◆ Your task ◆
Scan the material and copy out each line where the word "JSON" occurs.

◆ Dataset ◆

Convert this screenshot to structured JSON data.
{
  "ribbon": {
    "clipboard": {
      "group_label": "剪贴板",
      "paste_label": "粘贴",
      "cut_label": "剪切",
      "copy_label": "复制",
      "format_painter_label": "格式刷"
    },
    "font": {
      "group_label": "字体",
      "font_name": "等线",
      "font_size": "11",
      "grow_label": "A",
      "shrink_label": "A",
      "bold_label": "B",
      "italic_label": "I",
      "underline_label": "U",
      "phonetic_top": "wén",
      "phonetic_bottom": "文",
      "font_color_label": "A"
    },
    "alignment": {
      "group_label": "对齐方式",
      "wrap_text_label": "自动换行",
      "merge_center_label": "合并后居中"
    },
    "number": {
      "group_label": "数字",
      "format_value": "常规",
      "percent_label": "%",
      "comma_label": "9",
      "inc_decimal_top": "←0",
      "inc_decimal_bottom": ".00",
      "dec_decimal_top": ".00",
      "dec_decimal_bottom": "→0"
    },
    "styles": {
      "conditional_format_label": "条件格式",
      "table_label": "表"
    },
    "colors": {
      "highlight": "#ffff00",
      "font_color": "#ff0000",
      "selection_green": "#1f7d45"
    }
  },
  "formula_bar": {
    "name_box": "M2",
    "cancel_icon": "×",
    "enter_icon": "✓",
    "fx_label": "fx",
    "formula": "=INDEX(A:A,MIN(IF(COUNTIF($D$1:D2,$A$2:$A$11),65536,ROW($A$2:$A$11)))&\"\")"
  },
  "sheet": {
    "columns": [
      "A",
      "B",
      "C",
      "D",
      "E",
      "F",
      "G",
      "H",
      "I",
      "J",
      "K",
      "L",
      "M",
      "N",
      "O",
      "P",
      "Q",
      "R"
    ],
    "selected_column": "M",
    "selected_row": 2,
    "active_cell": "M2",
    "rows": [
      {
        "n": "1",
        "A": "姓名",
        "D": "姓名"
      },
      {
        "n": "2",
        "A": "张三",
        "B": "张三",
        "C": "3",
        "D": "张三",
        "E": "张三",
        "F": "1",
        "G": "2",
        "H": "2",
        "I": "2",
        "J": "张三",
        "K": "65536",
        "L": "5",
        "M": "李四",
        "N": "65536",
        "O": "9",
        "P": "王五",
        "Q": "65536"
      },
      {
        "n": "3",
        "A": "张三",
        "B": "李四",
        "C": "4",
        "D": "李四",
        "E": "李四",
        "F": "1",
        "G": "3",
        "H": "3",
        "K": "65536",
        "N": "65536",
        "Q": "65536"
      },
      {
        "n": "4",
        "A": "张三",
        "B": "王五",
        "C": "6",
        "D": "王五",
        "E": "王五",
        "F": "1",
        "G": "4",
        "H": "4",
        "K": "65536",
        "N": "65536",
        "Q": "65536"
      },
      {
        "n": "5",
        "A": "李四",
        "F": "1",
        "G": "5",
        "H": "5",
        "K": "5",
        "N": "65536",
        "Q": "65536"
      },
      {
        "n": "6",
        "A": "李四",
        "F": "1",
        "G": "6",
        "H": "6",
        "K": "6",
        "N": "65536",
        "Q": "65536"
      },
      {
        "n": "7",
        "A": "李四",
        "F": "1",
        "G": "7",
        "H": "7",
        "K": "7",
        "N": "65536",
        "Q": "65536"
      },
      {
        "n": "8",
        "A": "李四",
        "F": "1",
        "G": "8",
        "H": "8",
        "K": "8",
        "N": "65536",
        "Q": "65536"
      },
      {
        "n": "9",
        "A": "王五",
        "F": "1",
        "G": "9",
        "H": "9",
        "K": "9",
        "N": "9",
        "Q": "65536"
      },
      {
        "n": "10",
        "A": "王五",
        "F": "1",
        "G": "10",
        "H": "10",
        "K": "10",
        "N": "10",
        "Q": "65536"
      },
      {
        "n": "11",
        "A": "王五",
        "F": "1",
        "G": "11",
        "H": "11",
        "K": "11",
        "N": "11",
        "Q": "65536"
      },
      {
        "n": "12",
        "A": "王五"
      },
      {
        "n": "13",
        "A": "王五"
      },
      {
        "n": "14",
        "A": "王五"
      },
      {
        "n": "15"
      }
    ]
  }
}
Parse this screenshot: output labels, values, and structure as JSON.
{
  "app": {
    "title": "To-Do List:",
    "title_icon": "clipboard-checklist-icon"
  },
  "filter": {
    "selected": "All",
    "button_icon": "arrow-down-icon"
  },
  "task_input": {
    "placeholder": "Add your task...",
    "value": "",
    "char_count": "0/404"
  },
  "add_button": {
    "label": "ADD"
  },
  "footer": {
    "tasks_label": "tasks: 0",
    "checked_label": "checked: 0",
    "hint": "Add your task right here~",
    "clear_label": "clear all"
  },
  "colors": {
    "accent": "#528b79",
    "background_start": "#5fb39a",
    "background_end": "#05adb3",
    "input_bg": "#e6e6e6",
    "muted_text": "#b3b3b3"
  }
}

◆ Written reply ◆
Convert this screenshot to structured JSON data.
Parse this screenshot: output labels, values, and structure as JSON.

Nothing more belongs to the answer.